They (Coles) did have a few personal shopping trolleys, like toys, made to break. They were cheap! (crap).
I hate seeing shopping trolleys littering our streets. But for these ugly things, you might see the effort and pride most of us put into our houses and gardens, creating a streetscape we can collectively be proud of.
I have filled out a couple of feedback forms provided by Coles, ticked the ‘request a reply’ box. About this time last year. Must have lost it.
My suggestion/ solution to clean up the trolleys was to provide the likes of myself and all those locals who may not need to take the trolleys, and do, with a home delivery service.
An opportunity for a local low income person to be a little self employed/supplement their income.
A van, some eskys, read and write, read a map, tell the time.
Charge to cover costs then some. Too easy!
One day a week or fortnight, limit the distance. If trolleys are being found 6km away, there you go, within 6km.
Of course it’s all about bloody money and insurance.
As this could be a community based need, perhaps Council could encourage/work with Coles G’bah to help us suburban pedestrians.
We are probably Coles’ most (no choice) loyal regular customers (imagine how much more we could spend).
People who take shopping trolleys home are not always thieves and vandals; it’s a need.
The shopping trolleys should be 100% Coles’ responsibility.
They should be facing the fines.
Twenty free personal shopping trolleys given away by the Council will do next to nothing.
BUT, a home delivery service and not allowing shopping trolleys off the shopping centre grounds (a sign or two) would go a long way to solving the problem.
Damn it! Stop blaming consumers.
Right of reply
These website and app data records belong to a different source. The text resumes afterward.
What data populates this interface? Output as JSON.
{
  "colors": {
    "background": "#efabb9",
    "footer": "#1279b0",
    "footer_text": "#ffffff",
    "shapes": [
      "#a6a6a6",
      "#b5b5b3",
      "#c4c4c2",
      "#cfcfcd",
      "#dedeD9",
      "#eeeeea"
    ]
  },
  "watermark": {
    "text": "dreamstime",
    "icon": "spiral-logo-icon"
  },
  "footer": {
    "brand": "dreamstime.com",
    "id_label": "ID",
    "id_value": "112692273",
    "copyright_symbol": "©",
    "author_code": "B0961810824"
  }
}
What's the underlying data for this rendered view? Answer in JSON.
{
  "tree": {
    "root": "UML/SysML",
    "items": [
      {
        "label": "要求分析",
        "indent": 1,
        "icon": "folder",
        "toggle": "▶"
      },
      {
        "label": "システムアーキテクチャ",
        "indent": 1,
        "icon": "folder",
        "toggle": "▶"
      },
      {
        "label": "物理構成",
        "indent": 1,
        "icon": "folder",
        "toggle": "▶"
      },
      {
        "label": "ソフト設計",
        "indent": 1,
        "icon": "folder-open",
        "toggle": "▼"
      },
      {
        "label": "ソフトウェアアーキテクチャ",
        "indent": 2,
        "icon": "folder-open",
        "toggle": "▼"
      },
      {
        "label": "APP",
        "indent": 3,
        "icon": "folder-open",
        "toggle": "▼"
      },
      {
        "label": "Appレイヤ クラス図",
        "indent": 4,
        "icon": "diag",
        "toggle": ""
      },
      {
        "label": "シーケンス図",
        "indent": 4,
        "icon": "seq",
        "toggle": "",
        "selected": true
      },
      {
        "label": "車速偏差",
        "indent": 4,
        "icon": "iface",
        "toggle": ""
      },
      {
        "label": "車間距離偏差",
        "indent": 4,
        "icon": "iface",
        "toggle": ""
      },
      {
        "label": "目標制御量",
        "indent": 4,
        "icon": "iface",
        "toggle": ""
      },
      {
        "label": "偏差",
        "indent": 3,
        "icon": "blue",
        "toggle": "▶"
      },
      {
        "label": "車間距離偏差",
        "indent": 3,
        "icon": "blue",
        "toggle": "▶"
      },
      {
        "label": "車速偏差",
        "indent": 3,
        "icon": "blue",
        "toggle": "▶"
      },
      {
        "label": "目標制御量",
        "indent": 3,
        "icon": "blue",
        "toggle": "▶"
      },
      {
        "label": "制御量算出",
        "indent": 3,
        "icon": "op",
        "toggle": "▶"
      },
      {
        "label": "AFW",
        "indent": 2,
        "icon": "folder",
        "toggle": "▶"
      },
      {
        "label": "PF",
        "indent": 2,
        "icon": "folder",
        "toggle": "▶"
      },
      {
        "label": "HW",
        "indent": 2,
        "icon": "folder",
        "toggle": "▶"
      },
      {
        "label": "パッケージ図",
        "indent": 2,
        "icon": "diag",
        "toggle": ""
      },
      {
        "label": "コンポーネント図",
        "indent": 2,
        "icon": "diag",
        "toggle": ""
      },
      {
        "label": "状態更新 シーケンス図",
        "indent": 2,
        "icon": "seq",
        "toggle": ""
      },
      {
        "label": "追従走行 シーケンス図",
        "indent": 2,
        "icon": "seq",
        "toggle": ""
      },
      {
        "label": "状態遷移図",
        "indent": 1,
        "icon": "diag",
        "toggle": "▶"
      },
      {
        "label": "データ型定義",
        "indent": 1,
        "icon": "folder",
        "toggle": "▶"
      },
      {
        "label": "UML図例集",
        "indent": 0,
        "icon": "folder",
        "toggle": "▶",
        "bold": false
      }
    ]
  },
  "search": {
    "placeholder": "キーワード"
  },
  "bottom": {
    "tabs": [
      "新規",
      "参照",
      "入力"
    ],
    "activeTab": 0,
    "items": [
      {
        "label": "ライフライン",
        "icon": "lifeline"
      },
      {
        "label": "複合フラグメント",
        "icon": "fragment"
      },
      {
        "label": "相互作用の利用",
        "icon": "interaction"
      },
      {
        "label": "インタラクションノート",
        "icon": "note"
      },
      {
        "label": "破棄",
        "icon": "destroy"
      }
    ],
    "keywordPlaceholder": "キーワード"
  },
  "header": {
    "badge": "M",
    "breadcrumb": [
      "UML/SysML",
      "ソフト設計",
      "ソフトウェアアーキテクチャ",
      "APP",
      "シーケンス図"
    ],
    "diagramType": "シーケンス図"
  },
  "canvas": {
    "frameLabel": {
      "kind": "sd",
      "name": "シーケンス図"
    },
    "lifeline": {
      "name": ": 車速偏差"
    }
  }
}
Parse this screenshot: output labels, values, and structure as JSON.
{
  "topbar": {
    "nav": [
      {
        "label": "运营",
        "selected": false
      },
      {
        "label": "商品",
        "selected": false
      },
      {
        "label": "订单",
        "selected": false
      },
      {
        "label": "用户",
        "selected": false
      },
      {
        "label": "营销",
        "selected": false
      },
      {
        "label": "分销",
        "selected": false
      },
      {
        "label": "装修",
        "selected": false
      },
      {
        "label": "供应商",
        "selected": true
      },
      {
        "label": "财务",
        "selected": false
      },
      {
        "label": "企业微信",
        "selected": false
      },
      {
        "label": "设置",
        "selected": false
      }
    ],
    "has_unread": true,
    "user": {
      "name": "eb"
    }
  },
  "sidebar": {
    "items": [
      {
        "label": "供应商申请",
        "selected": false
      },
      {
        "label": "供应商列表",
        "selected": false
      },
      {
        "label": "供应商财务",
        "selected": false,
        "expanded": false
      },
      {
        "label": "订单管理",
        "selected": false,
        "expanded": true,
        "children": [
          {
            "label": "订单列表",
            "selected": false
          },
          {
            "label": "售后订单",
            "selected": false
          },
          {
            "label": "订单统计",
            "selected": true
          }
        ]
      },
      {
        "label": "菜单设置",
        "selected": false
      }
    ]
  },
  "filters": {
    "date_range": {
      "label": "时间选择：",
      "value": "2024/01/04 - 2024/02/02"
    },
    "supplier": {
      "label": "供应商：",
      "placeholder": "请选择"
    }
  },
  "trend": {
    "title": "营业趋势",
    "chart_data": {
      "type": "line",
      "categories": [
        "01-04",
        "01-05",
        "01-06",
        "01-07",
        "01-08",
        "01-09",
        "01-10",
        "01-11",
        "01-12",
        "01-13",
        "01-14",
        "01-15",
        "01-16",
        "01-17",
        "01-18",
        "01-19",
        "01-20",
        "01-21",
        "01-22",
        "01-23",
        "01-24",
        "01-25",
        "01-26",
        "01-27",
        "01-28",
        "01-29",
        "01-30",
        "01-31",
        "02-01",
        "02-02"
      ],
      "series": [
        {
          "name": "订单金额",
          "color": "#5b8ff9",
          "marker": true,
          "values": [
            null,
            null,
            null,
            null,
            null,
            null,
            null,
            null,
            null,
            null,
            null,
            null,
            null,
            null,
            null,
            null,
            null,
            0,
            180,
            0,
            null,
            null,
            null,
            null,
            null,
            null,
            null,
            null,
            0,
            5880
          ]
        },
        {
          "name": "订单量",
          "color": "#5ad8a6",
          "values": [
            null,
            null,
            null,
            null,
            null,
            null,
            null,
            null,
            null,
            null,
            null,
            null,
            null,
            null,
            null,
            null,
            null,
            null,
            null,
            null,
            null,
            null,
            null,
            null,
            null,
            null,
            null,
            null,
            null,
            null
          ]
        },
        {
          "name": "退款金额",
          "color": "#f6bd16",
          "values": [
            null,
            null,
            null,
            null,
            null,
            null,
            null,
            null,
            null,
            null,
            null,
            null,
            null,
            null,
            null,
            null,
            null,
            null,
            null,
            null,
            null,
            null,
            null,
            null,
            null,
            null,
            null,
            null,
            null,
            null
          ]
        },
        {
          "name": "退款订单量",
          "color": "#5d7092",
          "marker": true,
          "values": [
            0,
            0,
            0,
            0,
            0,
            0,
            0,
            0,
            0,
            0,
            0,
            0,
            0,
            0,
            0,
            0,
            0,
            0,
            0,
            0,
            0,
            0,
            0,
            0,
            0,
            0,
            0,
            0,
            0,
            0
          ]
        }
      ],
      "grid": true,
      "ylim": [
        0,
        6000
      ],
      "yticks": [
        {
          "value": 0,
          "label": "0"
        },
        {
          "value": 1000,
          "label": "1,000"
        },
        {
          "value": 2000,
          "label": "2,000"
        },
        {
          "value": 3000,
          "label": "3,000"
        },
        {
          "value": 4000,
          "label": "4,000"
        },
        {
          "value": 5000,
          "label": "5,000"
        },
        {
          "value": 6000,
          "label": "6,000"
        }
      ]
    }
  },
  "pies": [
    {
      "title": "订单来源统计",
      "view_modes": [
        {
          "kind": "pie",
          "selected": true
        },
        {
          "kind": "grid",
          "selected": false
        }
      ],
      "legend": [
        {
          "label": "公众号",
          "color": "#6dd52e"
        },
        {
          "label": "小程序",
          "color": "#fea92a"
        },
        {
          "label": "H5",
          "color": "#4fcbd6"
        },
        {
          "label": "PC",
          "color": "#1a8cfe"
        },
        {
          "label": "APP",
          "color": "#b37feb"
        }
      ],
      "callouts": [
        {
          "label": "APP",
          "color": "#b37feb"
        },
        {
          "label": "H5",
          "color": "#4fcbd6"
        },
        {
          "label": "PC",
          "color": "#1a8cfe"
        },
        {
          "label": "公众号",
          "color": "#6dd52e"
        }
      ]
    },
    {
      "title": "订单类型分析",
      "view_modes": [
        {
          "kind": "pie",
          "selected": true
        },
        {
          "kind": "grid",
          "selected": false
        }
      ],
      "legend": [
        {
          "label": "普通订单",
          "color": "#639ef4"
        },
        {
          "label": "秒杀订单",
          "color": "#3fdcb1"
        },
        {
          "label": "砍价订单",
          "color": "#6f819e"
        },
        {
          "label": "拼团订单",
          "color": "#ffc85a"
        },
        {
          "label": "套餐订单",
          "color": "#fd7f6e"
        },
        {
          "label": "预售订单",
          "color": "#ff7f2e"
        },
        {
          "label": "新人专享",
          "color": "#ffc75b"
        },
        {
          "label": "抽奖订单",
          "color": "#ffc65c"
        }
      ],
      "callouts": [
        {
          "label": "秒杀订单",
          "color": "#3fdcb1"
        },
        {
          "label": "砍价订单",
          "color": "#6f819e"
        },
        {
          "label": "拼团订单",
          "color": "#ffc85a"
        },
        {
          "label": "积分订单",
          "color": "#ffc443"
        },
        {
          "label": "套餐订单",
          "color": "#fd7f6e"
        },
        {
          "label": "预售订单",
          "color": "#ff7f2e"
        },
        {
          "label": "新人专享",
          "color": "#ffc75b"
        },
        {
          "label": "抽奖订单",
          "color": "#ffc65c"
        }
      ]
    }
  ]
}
I would like a chance to reply to G Wallace and his criticisms of me personally in his/her last rant to The Echo (letters, Feb 11).
Firstly, G Wallace can be assured that I do not covet anything he/she may own or want to own in the future, that is the predilection of the banks and other associated parasites in our society. Also, when referring to the Liberals as fascists, I do it in reference to their current leadership such as Tony Abbot and the team of has-beens he has resurrected from the extreme right wing of the party. They have past form! They are authoritarian and seek to control us all, that’s some of the things that make the fascists.
No matter which way you look at it these people will do more to divide our society as HoWARd did in the overly long time of his tenure as PM.
The way the Liberals behaved during their time in office was offensive and in many instances criminal yet no one is seeking to bring them to justice. They joined the US in two illegal invasions under the guise of fighting terrorism when in fact the true reasons of these invasions remain the theft of resources such as oil and minerals by the corporate shonks who bankroll their election campaigns and maintain their ability to get the ugly messages they project through the corporate media. Consequently hundreds of thousands of innocent people have died – that is a war crime! Those are the basics of what the Liberals stand for.
The curdled icing on the cake for HoWARd and Abbott and the rest of the rightwing carpetbaggers was their failed attempt to diddle workers out of their hard won entitlements in an effort to bring wages and conditions down to pre-1950s levels. The 1950s is the dream era for the Liberals and their lackeys, perhaps it is so for G Wallace.
The Liberals want to turn Australia into a workers gulag but workers have shown them they will not stand for it and as Abbott rolls out HoWARd’s agenda again it is truly back to the future for them, but if the decent people of Australia have a say they will become a thing of the past and rightly so. If G Wallace prefers these shonks as the ones running this once fair and just nation then he/she is entitled to think so. We still live in a free democracy but that doesn’t mean we all have to agree with this distorted view of the world and the kind of nation Australia should be. If G Wallace finds that offensive then too bad, as everything the Liberals have done in power and opposition is far more offensive to a greater number of Australians than anything I have written. The real “rotters” dwell within the putrid party called The Australian Liberal Party.